In the "The Wife Killer," Lydia Millet reflects on Bluebeard’s potent, enduring allure. "Blue Beard retains his charm," she writes, "by being what most men and women feel they cannot be: an overt articulator of the private fantasy of egomania. . .he is the subject that takes itself for a god. He is omnipotent because he accepts no social compromise;he acts solely in the pursuit of his own satisfaction." She goes on to comment that "between an egotist with high expectations and a sociopath stretches only the fine thread of empathy and identification." "Bluebeard," Millet reminds us, is a story about illusion, transgression, and the dark side of carnal appetites.
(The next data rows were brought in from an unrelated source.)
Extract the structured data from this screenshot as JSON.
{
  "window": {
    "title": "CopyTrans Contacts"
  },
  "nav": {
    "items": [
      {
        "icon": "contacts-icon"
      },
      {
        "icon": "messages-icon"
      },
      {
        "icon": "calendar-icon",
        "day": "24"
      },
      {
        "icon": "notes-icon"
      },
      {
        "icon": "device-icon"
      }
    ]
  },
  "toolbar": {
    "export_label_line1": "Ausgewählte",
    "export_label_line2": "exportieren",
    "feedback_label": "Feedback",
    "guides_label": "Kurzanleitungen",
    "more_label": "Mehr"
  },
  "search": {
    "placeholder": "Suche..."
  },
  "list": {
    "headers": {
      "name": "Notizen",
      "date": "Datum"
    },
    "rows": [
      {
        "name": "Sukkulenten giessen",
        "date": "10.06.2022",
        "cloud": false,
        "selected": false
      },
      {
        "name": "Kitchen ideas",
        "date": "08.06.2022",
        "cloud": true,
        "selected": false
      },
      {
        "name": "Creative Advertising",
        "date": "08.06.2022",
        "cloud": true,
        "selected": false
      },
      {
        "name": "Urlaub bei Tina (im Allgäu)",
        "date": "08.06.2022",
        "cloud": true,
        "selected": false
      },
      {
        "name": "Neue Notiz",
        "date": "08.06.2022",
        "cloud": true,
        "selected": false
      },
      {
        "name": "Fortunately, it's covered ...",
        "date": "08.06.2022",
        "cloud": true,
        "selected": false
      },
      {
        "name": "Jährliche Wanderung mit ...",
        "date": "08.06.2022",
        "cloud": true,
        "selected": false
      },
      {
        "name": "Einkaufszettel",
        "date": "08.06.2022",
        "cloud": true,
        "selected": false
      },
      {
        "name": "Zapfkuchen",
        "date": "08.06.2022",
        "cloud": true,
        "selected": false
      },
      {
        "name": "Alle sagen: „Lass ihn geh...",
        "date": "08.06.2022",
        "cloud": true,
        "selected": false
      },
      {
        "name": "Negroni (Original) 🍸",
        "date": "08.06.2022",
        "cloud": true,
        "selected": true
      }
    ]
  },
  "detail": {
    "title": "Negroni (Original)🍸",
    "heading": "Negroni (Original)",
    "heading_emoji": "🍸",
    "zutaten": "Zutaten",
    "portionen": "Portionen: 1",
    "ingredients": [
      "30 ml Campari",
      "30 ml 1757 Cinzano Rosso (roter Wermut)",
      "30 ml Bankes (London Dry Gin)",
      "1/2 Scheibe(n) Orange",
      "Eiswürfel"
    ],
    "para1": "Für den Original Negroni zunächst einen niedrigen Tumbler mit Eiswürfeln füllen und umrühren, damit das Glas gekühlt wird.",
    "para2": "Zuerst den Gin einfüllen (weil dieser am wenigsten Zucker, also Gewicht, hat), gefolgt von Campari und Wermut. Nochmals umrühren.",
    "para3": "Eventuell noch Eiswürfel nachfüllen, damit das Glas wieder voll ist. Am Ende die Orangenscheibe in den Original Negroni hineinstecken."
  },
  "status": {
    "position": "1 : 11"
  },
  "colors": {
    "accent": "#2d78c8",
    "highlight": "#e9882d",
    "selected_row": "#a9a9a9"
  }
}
It cautions us to beware of strangers in the wood. . .and of gentleman in the front parlor.